by: Michael Carr

One of the few universal truths on Wall Street that we are aware of is that “to know what everyone knows, is to know nothing.” In other words, if it really was easy to make money in the markets, then everyone would be a millionaire by now. And, since only about 9 percent of U.S. households report a net worth of at least $1 million (according to TNS, a marketing research firm), there are many stock market investors who are not millionaires.

The January Effect is the widespread belief that stocks tend to rise during the first month of the year, and in particular during the first week. The most popular theory for why this happens is that many investors choose to sell losing positions at the end of the year so they can claim a capital loss for tax purposes. In January, these cash-rich investors try to put their money back to work in the market, causing stock prices to rise.

This phenomena has been widely studied. (See, for example, Mark Haug and Mark Hirschey (2006). "The January Effect." Financial Analysts Journal, 62:5, 78-88.) It has been documented that since 1802, stocks have a tendency to move higher in January. The research concludes that small cap stocks are the best performers, and simply reviewing the academic literature could lead us to buy an ETF such as the iShares Russell 2000 Index (NYSEARCA:IWM) and hope for a profit.

We find academic research is best used as a starting point for investing ideas. To begin finding an investable idea, we wanted to know how often the first week of the year is higher for the various stock indexes. Using all available data, the results are summarized in Table 1.

Index

Percent of time first week of year closes higher

Percentage of all weeks closing higher

Nasdaq Composite
66.7%
56.5%
S&P 500
56.8%
55.7%
Dow Jones Industrial Average
54.2%
55.9%
S&P 400
47.1%
56.9%
Russell 2000
40.0%
52.4%

Table 1: A comparison of the percentage of the time various indexes close higher in the first week of the year to the percentage of up weeks in their history.
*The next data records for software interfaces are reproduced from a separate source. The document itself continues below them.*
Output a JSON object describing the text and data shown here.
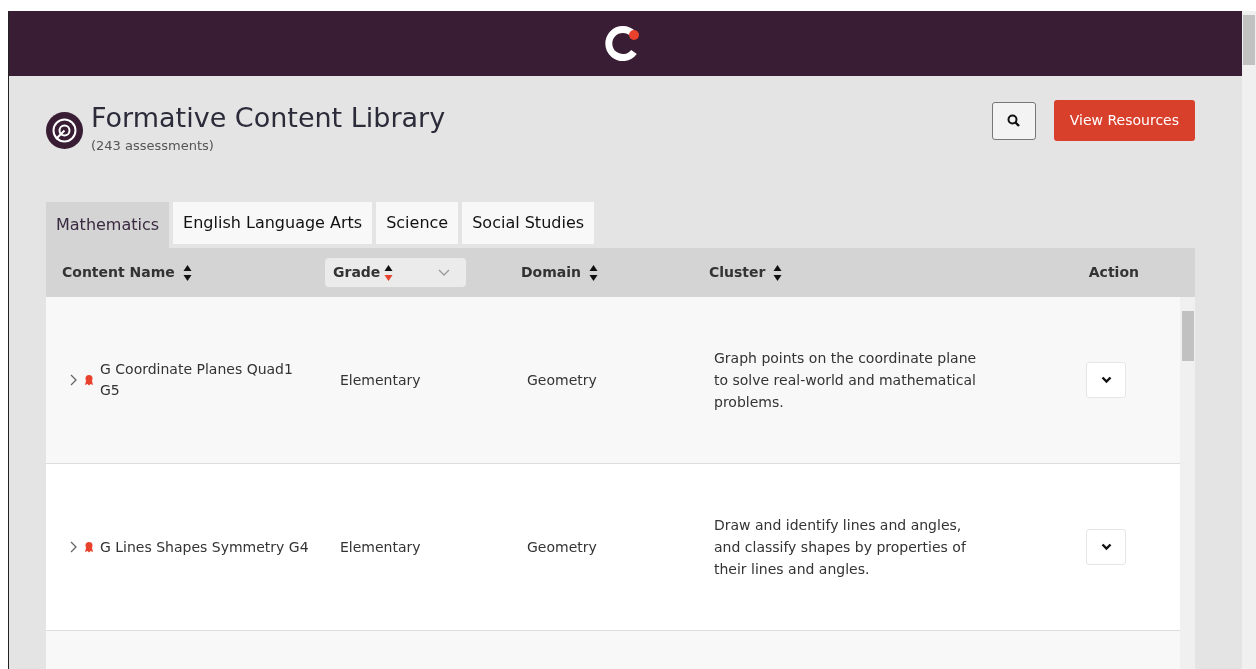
{
  "page": {
    "title": "Formative Content Library",
    "subtitle": "(243 assessments)"
  },
  "toolbar": {
    "primary_button": "View Resources"
  },
  "tabs": [
    {
      "label": "Mathematics",
      "selected": true
    },
    {
      "label": "English Language Arts",
      "selected": false
    },
    {
      "label": "Science",
      "selected": false
    },
    {
      "label": "Social Studies",
      "selected": false
    }
  ],
  "table": {
    "columns": [
      {
        "label": "Content Name",
        "kind": "sortable",
        "sorted_descending": false
      },
      {
        "label": "Grade",
        "kind": "dropdown",
        "sorted_descending": true
      },
      {
        "label": "Domain",
        "kind": "sortable",
        "sorted_descending": false
      },
      {
        "label": "Cluster",
        "kind": "sortable",
        "sorted_descending": false
      },
      {
        "label": "Action",
        "kind": "plain"
      }
    ],
    "rows": [
      {
        "expanded": false,
        "content_name": "G Coordinate Planes Quad1 G5",
        "grade": "Elementary",
        "domain": "Geometry",
        "cluster": "Graph points on the coordinate plane to solve real-world and mathematical problems."
      },
      {
        "expanded": false,
        "content_name": "G Lines Shapes Symmetry G4",
        "grade": "Elementary",
        "domain": "Geometry",
        "cluster": "Draw and identify lines and angles, and classify shapes by properties of their lines and angles."
      }
    ]
  }
}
Table 1 shows that the NASDAQ composite index has a history of outperforming in the first week of the year, but the Russell 2000 actually performs significantly worse over that time frame. Monthly results are shown in Table 2.

Index

Percent of time stocks close higher in January

Percentage of all months closing higher

Nasdaq Composite
79.2%
63.8%
S&P 400
76.5%
62.6%
Dow Jones Industrial Average
60.7%
57.2%
Russell 2000
60.0%
57.5%
S&P 500
58.0%
57.3%

Table 2: A comparison of the percentage of the time various indexes close higher in January to the percentage of up months in their history.

We can see in Table 2 that the January effect is most pronounced in the speculative NASDAQ Composite and Midcap stocks. These results show the value of testing conventional wisdom.

The performance of the NASDAQ Composite index is largely driven by the biggest names within that index. At the beginning of the year, investors often review a list of the best performing stocks from the previous year and may be buying last year’s tech winners. The Midcap index is an underfollowed group of stocks that typically fare better than small cap stocks. They have survived the often-difficult start up phase and are more likely to be thriving businesses. These stocks are also more likely to be found on the list of last year’s top performing stocks.

In other words, based upon this simple research, we can conclude that relative strength partially explains the January Effect in stocks. Recent performance often drives investor behavior. Rather than trying to select the best stocks, a difficult challenge for even the professionals, ETFs offer a practical way to implement these ideas.